 Shumow & Ferguson, supra note 11, at 7
 In March 2006, Kristian Gjøsteen sent a paper to the National Institute of Standards and Technology (NIST) showing that the bit strings output from Dual_EC_DRBG were biased. Kristian Gjøsteen, Comments on Dual-EC-DRBG/NIST SP 800-90 (Dec. 2005) (unpublished manuscript). This was later improved by Berry Schoenmakers and Andrey Siderenko. Berry Schoenmakers & Andrey Siderenko, Cryptanalysis of the Dual Elliptic Curve Pseudorandom Generator 1 (2006) (manuscript), 2006 CRYPTOLOGY EPRINT ARCHIVE, https://eprint.iacr.org/2006/190.pdf [https://perma.cc/6QUQ-MCB4]. Both of these papers were out after the NIST deadline for comments but before NIST had completed editing the standard. Daniel Bernstein, Tanja Lange & Ruben Niederhagen, Dual EC: A Standardized Backdoor, in THE NEW CODEBREAKERS: ESSAYS DEDICATED TO DAVID KAHN ON THE OCCASION OF HIS 85TH BIRTHDAY 256, 260 (Peter Y.A. Ryan, David Naccache, & Jean-Jacques Quisquater eds., 2016).
 Beginning in 2006, there were several technical papers showing the potential for backdoors and other problems with the system.
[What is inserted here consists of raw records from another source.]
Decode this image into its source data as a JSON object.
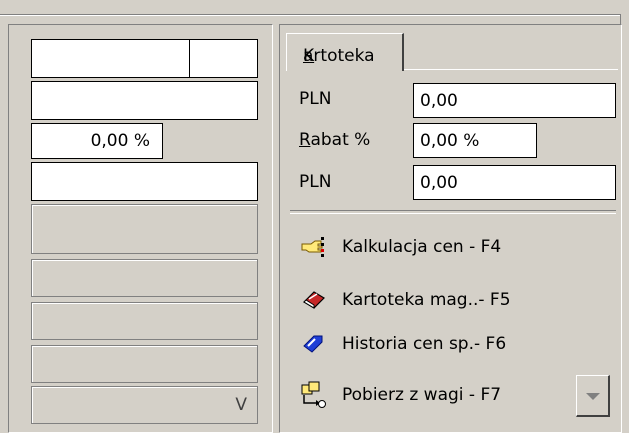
{
  "left": {
    "percent_value": "0,00 %",
    "bottom_value": "V"
  },
  "tab": {
    "label_prefix": "",
    "label_mnemonic": "K",
    "label_rest": "artoteka"
  },
  "rows": [
    {
      "label": "PLN",
      "value": "0,00"
    },
    {
      "label_mnemonic": "R",
      "label_rest": "abat %",
      "value": "0,00 %"
    },
    {
      "label": "PLN",
      "value": "0,00"
    }
  ],
  "actions": [
    {
      "label": "Kalkulacja cen  - F4",
      "icon": "hand-pointer-icon"
    },
    {
      "label": "Kartoteka mag..- F5",
      "icon": "eraser-icon"
    },
    {
      "label": "Historia cen sp.- F6",
      "icon": "tag-icon"
    },
    {
      "label": "Pobierz z wagi  - F7",
      "icon": "scale-import-icon"
    }
  ],
  "colors": {
    "face": "#d4d0c8",
    "field": "#ffffff",
    "shadow": "#808080"
  }
}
See Shumow & Ferguson, supra note 11, at 8; SCHOENMAKERS &SIDERENKO, supra note 13, at 1; infra Part I.A.
 ELAINE BARKER & JOHN KELSEY, NAT’L INST. OF STANDARDS & TECH., NIST SPECIAL PUBLICATION NO. 900-80AREV. 1,RECOMMENDATION FOR RANDOM NUMBER GENERATION USING DETERMINISTIC RANDOM BIT GENERATORS 58 (2006), https://nvlpubs.nist.gov/nistpubs/SpecialPublications/NIST.SP.800-90Ar1.pdf [https://perma.cc/Q66G-SVHC].
 FIPS are developed by NIST for use in computer systems for non-national security agencies of the U.S. government. For further information on FIPS, see Compliance FAQs: Federal Information Processing Standards (FIPS), NAT’L INST. OF STANDARDS & TECH. (Nov. 15, 2019), https://www.nist.gov/standardsgov/compliance-faqs-federal-informationprocessing-standards-fips [https://perma.cc/4W6U-AP5P].
 BARKER & KELSEY, supra note 15, at 100.
 NIST Removes Cryptography Algorithm from Random Number Generator Recommendation, NAT’L INST. OF STANDARDS & TECH. (Apr. 21, 2014), https://www.nist.gov/news-events/news/2014/04/nist-removes-cryptography-algorithmrandom-number-generator-recommendations [https://perma.cc/HA3P-NW5B].
 Post-Quantum Cryptography (PQC), NAT’L INST. OF STANDARDS &TECH. (Jan. 3, 2017), https://csrc.nist.gov/projects/post-quantum-cryptography [https://perma.cc/AQ96-GZU9]. Public-key cryptographic algorithms are believed to be strong and effective against attacks by classical computers, but in 1994 Peter Shor showed a quantum algorithm can factor integers into prime factors much faster than any known classical algorithm. With a major scientific advancement in quantum computing, it might be possible to crack a communication encrypted through current public-key means in a matter of hours. See Peter W. Shor, Algorithms for Quantum Computation: Discrete Logarithms and Factoring, 1994 PROC. 35TH ANN.SYMP. FOUND.COMPUTER SCI. 124 (1994).
 Lightweight Cryptography, NAT’L INST. OF STANDARDS & TECH. (Jan. 3, 2017), https://csrc.nist.gov/Projects/lightweight-cryptography [https://perma.cc/D8YE-ZJU4].